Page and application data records
**********
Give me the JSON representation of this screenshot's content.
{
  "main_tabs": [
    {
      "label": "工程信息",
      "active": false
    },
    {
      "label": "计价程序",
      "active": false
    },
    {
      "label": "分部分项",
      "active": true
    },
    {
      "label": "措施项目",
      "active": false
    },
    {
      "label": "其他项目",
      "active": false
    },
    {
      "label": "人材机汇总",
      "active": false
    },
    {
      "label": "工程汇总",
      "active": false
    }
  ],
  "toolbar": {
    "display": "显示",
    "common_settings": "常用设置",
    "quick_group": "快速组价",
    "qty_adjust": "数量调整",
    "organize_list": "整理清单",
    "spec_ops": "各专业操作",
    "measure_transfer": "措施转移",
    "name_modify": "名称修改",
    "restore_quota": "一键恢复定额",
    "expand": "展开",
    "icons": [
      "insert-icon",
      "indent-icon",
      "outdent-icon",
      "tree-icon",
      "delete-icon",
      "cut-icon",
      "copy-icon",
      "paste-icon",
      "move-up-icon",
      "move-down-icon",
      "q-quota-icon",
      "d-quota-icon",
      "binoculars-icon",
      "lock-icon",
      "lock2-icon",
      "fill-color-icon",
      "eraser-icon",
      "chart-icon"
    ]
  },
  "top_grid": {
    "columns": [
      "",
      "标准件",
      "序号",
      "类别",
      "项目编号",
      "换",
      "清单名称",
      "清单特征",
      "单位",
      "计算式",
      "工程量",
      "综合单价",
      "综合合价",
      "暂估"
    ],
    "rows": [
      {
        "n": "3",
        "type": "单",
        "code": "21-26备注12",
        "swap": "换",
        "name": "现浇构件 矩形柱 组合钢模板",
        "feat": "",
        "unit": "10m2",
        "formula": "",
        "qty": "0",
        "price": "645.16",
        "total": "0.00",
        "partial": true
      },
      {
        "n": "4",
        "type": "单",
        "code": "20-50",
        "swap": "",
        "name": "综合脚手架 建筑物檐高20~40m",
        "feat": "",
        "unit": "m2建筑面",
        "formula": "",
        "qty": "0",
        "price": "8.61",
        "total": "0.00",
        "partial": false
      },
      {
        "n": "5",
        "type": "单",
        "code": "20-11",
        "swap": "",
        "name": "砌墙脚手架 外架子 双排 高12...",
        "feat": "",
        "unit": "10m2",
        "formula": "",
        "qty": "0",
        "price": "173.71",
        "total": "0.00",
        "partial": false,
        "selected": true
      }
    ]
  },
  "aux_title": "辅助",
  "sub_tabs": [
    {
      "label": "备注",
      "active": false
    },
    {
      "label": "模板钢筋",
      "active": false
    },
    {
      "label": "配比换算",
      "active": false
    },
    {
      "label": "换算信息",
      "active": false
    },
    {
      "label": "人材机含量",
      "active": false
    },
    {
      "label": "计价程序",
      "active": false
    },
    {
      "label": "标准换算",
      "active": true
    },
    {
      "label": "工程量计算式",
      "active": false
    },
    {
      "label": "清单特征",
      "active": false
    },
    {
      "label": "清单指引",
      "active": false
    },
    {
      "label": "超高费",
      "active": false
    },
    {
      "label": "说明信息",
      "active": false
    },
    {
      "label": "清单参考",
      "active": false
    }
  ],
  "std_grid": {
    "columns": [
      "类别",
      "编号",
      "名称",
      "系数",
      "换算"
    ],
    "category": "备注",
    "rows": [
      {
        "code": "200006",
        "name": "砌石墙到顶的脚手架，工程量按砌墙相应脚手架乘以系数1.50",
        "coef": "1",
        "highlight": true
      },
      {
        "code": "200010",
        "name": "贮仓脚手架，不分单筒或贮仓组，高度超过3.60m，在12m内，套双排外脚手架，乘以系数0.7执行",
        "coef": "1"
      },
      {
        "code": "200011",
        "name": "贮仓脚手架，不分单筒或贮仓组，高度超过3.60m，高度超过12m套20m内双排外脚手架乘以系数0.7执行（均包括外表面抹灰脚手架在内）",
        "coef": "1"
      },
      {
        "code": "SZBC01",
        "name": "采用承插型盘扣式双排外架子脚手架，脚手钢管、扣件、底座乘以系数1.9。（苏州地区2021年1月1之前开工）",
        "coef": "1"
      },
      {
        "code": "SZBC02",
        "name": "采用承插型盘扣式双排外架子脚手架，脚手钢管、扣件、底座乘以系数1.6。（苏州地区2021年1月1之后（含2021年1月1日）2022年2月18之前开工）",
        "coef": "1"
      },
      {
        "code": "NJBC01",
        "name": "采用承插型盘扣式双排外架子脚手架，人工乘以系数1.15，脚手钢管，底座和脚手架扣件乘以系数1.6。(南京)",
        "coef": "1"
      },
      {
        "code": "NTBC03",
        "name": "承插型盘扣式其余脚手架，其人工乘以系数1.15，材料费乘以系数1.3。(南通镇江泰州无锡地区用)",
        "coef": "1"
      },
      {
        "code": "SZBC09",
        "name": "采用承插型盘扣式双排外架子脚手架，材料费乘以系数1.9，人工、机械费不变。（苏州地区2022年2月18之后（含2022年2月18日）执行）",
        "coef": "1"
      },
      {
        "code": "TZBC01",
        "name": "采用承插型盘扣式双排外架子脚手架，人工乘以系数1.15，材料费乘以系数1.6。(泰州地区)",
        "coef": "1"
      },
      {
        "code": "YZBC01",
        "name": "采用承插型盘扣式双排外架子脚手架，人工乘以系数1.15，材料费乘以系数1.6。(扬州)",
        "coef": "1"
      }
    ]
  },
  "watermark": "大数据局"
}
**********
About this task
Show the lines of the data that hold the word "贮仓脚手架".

Answer section
        "name": "贮仓脚手架，不分单筒或贮仓组，高度超过3.60m，在12m内，套双排外脚手架，乘以系数0.7执行",
        "name": "贮仓脚手架，不分单筒或贮仓组，高度超过3.60m，高度超过12m套20m内双排外脚手架乘以系数0.7执行（均包括外表面抹灰脚手架在内）",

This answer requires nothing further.